Within the entries below, find each line containing the word "JSON" and copy it.

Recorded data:

□ □ □

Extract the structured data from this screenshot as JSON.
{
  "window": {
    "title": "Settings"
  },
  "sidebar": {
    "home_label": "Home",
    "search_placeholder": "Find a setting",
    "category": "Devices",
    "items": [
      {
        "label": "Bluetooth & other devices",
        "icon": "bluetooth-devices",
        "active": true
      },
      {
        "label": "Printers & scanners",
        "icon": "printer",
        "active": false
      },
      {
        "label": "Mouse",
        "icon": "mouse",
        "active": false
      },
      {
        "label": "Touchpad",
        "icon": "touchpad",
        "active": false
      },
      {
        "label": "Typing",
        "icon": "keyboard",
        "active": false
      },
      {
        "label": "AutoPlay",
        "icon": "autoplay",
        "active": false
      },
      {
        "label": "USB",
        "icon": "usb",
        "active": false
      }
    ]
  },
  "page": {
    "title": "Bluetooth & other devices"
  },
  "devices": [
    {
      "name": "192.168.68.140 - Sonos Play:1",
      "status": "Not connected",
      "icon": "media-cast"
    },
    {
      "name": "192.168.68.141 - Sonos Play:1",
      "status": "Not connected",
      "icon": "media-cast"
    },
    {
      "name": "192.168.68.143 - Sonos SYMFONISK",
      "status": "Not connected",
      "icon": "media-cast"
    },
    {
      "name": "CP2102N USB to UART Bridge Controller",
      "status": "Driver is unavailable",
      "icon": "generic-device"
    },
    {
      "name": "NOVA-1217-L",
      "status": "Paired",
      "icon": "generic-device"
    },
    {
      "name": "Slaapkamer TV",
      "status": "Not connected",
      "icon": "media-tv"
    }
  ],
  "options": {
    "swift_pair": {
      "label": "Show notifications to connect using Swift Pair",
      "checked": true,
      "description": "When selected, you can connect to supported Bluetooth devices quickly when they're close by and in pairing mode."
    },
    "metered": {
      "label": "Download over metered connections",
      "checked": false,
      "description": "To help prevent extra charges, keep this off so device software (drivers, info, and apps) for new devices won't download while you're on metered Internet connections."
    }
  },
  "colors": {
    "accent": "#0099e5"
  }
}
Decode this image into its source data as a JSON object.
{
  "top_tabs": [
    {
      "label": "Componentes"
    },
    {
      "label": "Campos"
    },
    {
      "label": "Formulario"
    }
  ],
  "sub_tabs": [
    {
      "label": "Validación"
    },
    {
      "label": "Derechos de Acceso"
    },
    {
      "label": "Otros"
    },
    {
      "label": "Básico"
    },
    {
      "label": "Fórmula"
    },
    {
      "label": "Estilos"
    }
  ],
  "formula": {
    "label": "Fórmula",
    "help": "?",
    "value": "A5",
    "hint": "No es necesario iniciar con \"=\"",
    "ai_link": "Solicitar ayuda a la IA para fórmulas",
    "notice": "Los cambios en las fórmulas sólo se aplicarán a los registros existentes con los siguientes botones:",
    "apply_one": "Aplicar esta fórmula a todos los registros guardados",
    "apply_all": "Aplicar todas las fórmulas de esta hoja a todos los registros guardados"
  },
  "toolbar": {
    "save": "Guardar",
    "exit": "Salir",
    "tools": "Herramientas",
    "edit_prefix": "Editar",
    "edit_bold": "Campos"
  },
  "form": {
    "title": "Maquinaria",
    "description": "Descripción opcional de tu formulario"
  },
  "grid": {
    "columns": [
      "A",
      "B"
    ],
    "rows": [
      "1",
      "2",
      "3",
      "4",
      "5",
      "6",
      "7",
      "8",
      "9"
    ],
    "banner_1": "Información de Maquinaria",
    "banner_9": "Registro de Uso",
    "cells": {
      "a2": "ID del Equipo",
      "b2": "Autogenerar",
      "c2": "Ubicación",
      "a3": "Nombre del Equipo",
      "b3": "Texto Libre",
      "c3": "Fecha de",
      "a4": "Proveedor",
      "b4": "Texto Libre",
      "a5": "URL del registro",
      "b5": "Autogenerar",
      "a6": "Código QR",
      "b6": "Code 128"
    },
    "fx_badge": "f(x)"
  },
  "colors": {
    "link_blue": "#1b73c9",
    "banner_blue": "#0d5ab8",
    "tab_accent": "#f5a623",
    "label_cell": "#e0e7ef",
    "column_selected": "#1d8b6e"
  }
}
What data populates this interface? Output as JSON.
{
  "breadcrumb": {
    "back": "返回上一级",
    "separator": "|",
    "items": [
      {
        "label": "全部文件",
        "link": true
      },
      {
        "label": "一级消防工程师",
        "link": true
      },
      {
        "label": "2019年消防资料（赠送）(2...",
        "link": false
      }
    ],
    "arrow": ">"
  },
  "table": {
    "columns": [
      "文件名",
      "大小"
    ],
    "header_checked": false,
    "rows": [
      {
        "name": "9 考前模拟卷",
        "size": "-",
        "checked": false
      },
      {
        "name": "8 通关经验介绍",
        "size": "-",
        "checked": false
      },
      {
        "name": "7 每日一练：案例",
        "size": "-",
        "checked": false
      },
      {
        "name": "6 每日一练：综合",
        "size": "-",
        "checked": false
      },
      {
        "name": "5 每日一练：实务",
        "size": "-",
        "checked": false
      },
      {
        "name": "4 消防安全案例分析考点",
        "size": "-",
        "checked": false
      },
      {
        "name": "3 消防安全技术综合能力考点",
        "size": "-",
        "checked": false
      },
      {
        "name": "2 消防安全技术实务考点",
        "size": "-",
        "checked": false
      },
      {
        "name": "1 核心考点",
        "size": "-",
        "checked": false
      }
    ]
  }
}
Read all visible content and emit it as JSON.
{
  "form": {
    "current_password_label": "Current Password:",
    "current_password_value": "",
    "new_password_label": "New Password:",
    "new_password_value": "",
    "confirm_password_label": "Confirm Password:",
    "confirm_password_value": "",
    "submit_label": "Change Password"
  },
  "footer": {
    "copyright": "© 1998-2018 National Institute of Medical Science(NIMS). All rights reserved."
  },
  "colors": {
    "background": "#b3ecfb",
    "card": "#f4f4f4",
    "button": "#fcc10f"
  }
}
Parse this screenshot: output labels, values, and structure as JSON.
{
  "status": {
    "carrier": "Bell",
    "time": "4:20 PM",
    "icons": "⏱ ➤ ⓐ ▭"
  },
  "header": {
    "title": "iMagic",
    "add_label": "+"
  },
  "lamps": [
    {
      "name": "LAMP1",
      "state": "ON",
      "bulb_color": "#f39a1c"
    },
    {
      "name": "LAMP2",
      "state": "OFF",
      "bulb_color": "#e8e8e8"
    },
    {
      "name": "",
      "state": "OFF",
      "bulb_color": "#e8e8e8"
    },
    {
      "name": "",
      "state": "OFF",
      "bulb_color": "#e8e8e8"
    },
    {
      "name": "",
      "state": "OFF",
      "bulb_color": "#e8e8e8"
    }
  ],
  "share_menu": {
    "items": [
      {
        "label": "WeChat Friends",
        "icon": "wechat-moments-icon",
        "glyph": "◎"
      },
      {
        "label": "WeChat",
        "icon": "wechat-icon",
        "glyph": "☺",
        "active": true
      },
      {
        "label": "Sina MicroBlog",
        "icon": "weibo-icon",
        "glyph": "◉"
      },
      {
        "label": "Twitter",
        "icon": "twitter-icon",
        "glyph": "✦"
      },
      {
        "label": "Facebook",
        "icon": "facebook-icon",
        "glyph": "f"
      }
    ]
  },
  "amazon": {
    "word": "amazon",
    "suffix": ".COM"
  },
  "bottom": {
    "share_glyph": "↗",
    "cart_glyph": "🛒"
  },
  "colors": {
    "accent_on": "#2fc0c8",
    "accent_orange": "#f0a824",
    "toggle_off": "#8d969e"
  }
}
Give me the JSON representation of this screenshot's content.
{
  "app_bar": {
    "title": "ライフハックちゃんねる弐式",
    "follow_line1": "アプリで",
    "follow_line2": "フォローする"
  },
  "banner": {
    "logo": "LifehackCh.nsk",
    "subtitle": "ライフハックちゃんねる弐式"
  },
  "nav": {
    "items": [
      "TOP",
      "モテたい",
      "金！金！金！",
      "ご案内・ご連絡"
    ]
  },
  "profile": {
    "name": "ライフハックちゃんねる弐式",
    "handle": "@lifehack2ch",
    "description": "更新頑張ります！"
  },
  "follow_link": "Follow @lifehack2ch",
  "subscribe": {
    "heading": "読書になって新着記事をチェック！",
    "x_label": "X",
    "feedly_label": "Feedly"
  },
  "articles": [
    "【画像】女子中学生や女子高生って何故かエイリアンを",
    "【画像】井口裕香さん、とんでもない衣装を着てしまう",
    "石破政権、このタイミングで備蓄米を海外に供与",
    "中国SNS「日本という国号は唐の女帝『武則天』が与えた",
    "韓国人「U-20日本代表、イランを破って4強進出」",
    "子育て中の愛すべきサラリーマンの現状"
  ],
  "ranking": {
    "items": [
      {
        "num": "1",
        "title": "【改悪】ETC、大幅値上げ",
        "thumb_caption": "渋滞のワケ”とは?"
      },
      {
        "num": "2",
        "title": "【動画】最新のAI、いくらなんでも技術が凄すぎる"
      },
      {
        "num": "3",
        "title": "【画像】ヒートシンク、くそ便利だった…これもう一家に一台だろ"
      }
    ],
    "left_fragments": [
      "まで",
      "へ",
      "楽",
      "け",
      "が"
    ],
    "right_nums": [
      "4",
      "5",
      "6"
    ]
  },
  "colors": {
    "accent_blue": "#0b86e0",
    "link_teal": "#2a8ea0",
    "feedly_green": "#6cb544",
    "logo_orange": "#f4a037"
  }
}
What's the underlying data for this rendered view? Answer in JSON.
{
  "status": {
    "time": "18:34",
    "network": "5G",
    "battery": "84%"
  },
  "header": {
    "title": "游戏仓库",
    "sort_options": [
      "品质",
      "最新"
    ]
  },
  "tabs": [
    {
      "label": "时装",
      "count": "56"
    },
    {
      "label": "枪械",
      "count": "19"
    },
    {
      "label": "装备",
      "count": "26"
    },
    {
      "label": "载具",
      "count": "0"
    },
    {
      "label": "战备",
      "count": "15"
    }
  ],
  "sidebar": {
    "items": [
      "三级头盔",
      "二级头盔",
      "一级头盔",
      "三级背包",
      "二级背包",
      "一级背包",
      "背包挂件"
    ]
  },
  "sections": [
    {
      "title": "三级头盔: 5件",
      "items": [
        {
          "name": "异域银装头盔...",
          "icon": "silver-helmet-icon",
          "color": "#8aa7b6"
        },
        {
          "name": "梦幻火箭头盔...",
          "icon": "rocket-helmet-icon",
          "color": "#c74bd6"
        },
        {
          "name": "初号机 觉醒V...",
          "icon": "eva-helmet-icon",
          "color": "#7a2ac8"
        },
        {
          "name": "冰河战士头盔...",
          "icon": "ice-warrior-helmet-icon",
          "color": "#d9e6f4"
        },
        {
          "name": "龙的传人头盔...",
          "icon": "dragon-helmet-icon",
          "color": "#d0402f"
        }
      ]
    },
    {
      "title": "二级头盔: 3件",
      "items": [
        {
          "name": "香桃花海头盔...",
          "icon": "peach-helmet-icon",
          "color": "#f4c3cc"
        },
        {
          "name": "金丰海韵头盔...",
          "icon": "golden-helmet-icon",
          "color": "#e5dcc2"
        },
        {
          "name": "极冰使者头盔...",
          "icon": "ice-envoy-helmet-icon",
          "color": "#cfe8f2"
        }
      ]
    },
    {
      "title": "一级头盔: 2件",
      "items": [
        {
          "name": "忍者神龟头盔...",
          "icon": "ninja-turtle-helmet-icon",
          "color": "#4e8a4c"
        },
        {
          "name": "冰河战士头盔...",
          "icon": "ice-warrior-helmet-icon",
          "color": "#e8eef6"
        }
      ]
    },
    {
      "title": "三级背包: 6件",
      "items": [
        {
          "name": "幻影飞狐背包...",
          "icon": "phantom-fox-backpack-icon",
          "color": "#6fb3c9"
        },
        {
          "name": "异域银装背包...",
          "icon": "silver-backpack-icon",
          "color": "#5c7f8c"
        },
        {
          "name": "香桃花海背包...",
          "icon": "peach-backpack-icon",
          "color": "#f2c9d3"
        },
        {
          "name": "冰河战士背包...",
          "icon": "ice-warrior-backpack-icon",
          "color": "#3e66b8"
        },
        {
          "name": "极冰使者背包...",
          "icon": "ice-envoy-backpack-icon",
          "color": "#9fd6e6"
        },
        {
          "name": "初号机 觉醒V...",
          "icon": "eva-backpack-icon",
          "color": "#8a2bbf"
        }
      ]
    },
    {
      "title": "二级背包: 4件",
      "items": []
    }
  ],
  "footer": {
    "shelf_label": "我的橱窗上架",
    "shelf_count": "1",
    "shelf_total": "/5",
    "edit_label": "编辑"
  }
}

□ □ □

Written response.
Extract the structured data from this screenshot as JSON.
Decode this image into its source data as a JSON object.
What data populates this interface? Output as JSON.
Read all visible content and emit it as JSON.
Parse this screenshot: output labels, values, and structure as JSON.
Give me the JSON representation of this screenshot's content.
What's the underlying data for this rendered view? Answer in JSON.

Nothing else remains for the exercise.